If you’re a runner, don’t ignore your deep core (trunk) muscles: Strengthening them may help prevent low back pain, according to a small recent study in the Journal of Biometrics.
The deep core muscles are bundles of muscles deep in the abdomen, low back, hips, and pelvis that act together to stabilize the spine and support posture; some attach directly to the lumbar spine. These are in contrast to the superficial core muscles, whose primary function is to produce movement and transmit forces to the arms and legs. The superficial core muscles are the ones that can give you a “six-pack” if you strengthen them enough, whereas the deep core muscles cannot be seen, no matter how strong they are.
Many beginner and experienced runners alike tend to focus on trying to run faster and longer while neglecting to exercise their core muscles, especially their deep core muscles—which may help explain why many of them experience chronic low back pain.
For the study, researchers at Ohio State University used motion detection technology and high-speed cameras to analyze how the muscles of eight healthy participants moved, and the force they exerted on the ground, while they ran around a track in a lab. From these baseline profiles, the researchers then did computer simulations to see how the body compensates when muscles are weakened, individually or together.
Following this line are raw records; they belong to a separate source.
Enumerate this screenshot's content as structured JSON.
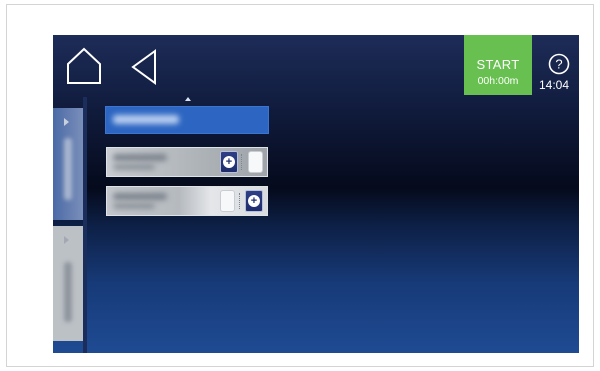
{
  "header": {
    "home_icon": "home-icon",
    "back_icon": "back-triangle-icon",
    "start": {
      "label": "START",
      "timer": "00h:00m",
      "color": "#67c04f"
    },
    "help_icon": "question-circle-icon",
    "clock": "14:04"
  },
  "screen": {
    "background_colors": [
      "#101b3c",
      "#050a1c",
      "#1f4b93"
    ],
    "accent": "#2d66c2"
  },
  "sidebar": {
    "tabs": [
      {
        "icon": "chevron-right-icon",
        "active": true
      },
      {
        "icon": "chevron-right-icon",
        "active": false
      }
    ]
  },
  "items": {
    "title_color": "#2d66c2",
    "rows": [
      {
        "add_icon": "plus-circle-icon",
        "toggle": "off"
      },
      {
        "add_icon": "plus-circle-icon",
        "toggle": "off"
      }
    ]
  }
}
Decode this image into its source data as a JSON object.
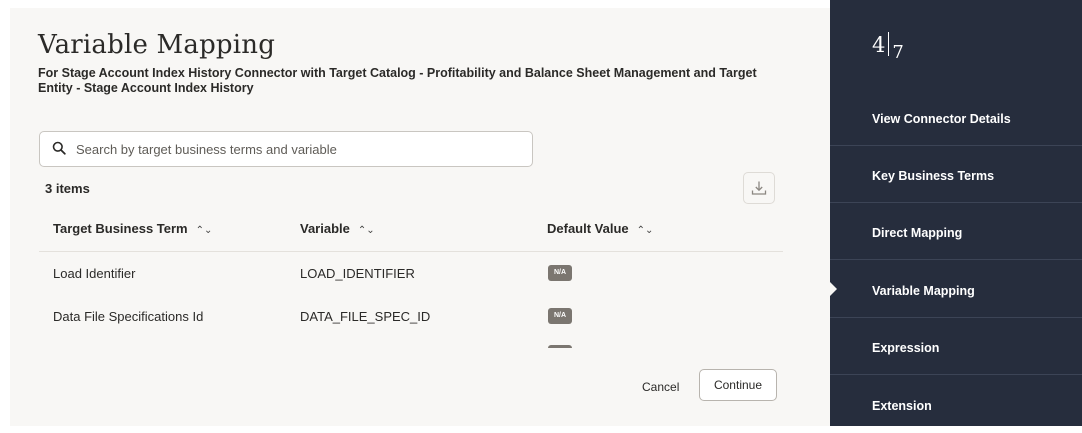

It turned out that as the deep core muscles were progressively weakened as a whole, the superficial trunk muscles around them had to work harder to maintain normal running motions, resulting in faster muscle fatigue and greater load on the vertebral column of the spine, which can increase the risk of muscle strain and degenerative disc disease.
As for individual muscles, weakening of the deep portions of the erector spinae—which runs up both sides of the spine—led to the greatest compensation, suggesting that this muscle “plays the largest and most unique role” when it comes to proper running form, the researchers noted. “Sufficient strength of the deep core musculature as a whole, and especially the deep erector spinae, may reduce a runner’s risk of developing low back pain.”
What you can do
For runners to prevent back injury, it’s not simply a matter of doing sit-ups, crunches, or other abdominal exercises that work the superficial trunk muscles. Rather, the focus should be on static exercises that go deeper, such as planks and side bridges. Exercising on an unstable surface—using exercise balls or balance boards, for example—may activate core muscles more than exercising on a stable surface. Back extension exercises help strengthen the erector spinae muscle, in particular. Pilates and yoga are other good ways for runners to get a core workout. But if you already have back pain (or other musculoskeletal issues), you should be medically evaluated before starting any exercise program.
This article first appeared in the UC Berkeley Wellness Letter.
Also see Core Training: Not Just for Abs.